Juilliard was 83 years old when he died in Nyc on April 25, 1919. He surprised many having a will that left most of his substantial estate to the basis for music education, which resulted in the establishment of the renowned Juilliard School. After reaching their adopted nation, the Juilliard family settled in Ohio, where Juilliard resided until he was 30 years old.
In 1866, Juilliard moved from Ohio to Nyc, where he worked to get a material manufacturing company. Next firm’s insolvency, he founded A.D. Juilliard & Co., a textile company. His family history meant that Juilliard spoke fluent French, a skill which was occasionally useful when he socialized with cloth retailers.
An effective businessman, Juilliard served as a manager or trustee of several banking and insurance businesses. He also supported many leading New York cultural institutions, including the American Museum of Natural History, the Metropolitan Museum of Art as well as the Metropolitan Opera. In 1879, Thomas S. Greenman attempted to pay Juilliard with $5,100 in U.S. notes that weren’t backed by gold or silver.
Even though the authorities had issued such notes through the Civil War, this landmark decision declared that it had the same fiscal power during peacetime at the same time. On April 25, 1919, in the age of 83, Juilliard succumbed to pneumonia in his house at 11 West 57th Street in Nyc. Two months after his departure, Juilliard’s will was filed for probate. Few understood what the will’s astonishing contents would be.
Juilliard had no kids, and his own wife had predeceased him, so he’d no immediate family to provide for. After making provisions for a few relatives as well as several associations, Juilliard left instructions the balance of his estate was to be employed for the progress of music in America. At that time, it was the biggest single bequest ever made for musical development.
Several years after, in 1924, the trustees created the Juilliard Graduate School, where pupils could finish their music education. In 1926, the graduate school started to share a board of directors as well as a president together with the Institute of Musical Art (created in 1905). Both associations worked collectively as the Juilliard School of Music, and completely united in 1946.

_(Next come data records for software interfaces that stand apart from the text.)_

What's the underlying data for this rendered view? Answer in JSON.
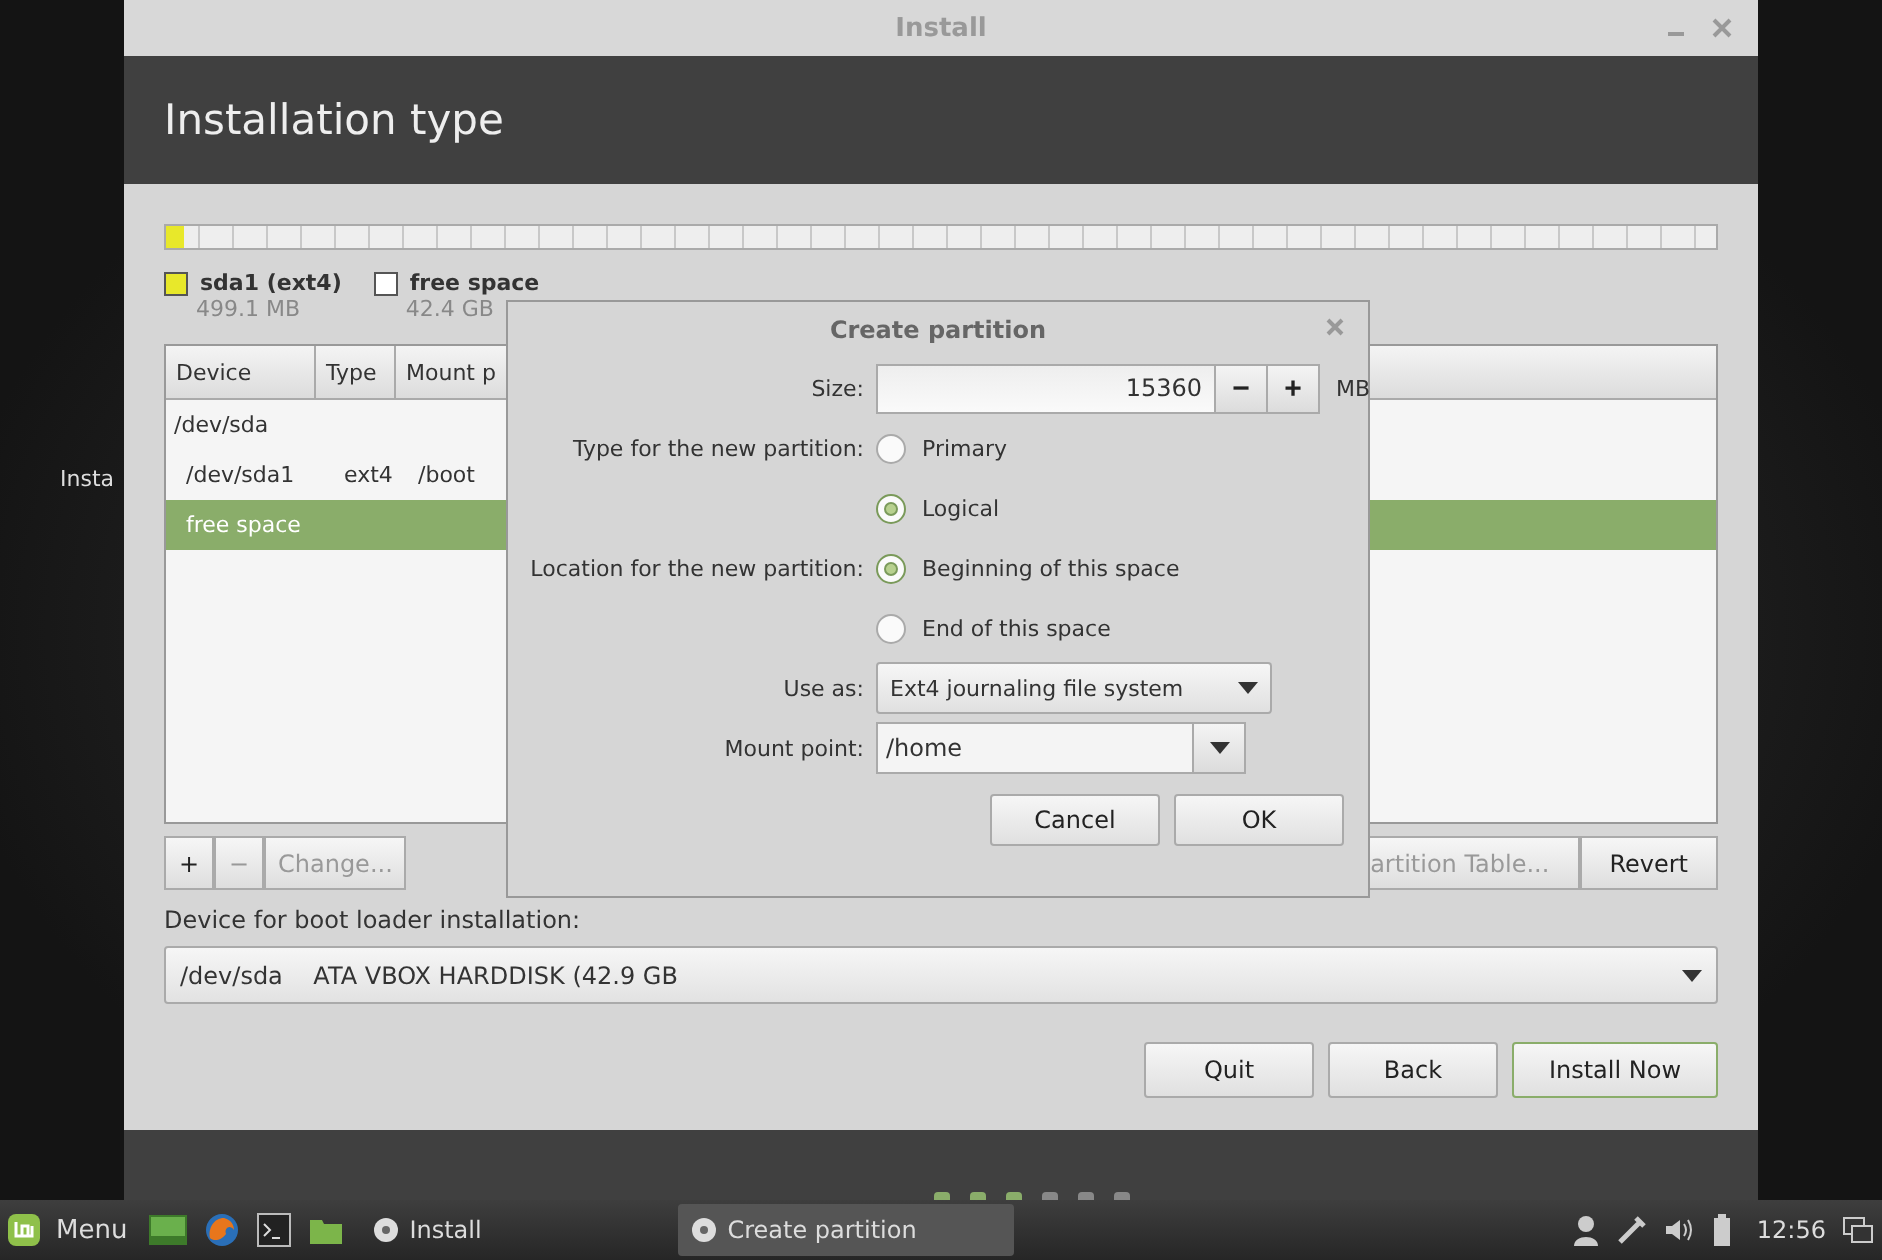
{
  "desktop": {
    "icon_labels": [
      "Insta"
    ]
  },
  "window": {
    "title": "Install",
    "header": "Installation type",
    "partition_bar": {
      "level": 0.012
    },
    "legend": [
      {
        "name": "sda1 (ext4)",
        "size": "499.1 MB",
        "color": "#e8e82a"
      },
      {
        "name": "free space",
        "size": "42.4 GB",
        "color": "#ffffff"
      }
    ],
    "table": {
      "columns": [
        "Device",
        "Type",
        "Mount p"
      ],
      "rows": [
        {
          "cells": [
            "/dev/sda",
            "",
            ""
          ],
          "selected": false,
          "child": false
        },
        {
          "cells": [
            "/dev/sda1",
            "ext4",
            "/boot"
          ],
          "selected": false,
          "child": true
        },
        {
          "cells": [
            "free space",
            "",
            ""
          ],
          "selected": true,
          "child": true
        }
      ]
    },
    "table_buttons": [
      {
        "label": "+",
        "disabled": false
      },
      {
        "label": "−",
        "disabled": true
      },
      {
        "label": "Change...",
        "disabled": true
      }
    ],
    "right_buttons": [
      {
        "label": "artition Table...",
        "disabled": true
      },
      {
        "label": "Revert",
        "disabled": false
      }
    ],
    "bootloader_label": "Device for boot loader installation:",
    "bootloader_value": "/dev/sda    ATA VBOX HARDDISK (42.9 GB",
    "buttons": [
      {
        "label": "Quit",
        "default": false
      },
      {
        "label": "Back",
        "default": false
      },
      {
        "label": "Install Now",
        "default": true
      }
    ],
    "steps": [
      {
        "done": true
      },
      {
        "done": true
      },
      {
        "done": true
      },
      {
        "done": false
      },
      {
        "done": false
      },
      {
        "done": false
      }
    ]
  },
  "dialog": {
    "title": "Create partition",
    "size_label": "Size:",
    "size_value": "15360",
    "minus": "−",
    "plus": "+",
    "unit": "MB",
    "type_label": "Type for the new partition:",
    "type_options": [
      {
        "label": "Primary",
        "selected": false
      },
      {
        "label": "Logical",
        "selected": true
      }
    ],
    "location_label": "Location for the new partition:",
    "location_options": [
      {
        "label": "Beginning of this space",
        "selected": true
      },
      {
        "label": "End of this space",
        "selected": false
      }
    ],
    "use_as_label": "Use as:",
    "use_as_value": "Ext4 journaling file system",
    "mount_label": "Mount point:",
    "mount_value": "/home",
    "buttons": [
      "Cancel",
      "OK"
    ]
  },
  "taskbar": {
    "menu": "Menu",
    "windows": [
      {
        "label": "Install",
        "selected": false
      },
      {
        "label": "Create partition",
        "selected": true
      }
    ],
    "clock": "12:56"
  }
}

The school is currently in the pinnacle of artwork and music education, as well as a component of the Lincoln Center for the Performing Arts. It’s several notable alumni, including Yo-Yo Ma, Pat Benatar and Wynton Marsalis. It’s difficult to envision exactly what the world of artwork and music would appear to be today without Juilliard’s generous bequest.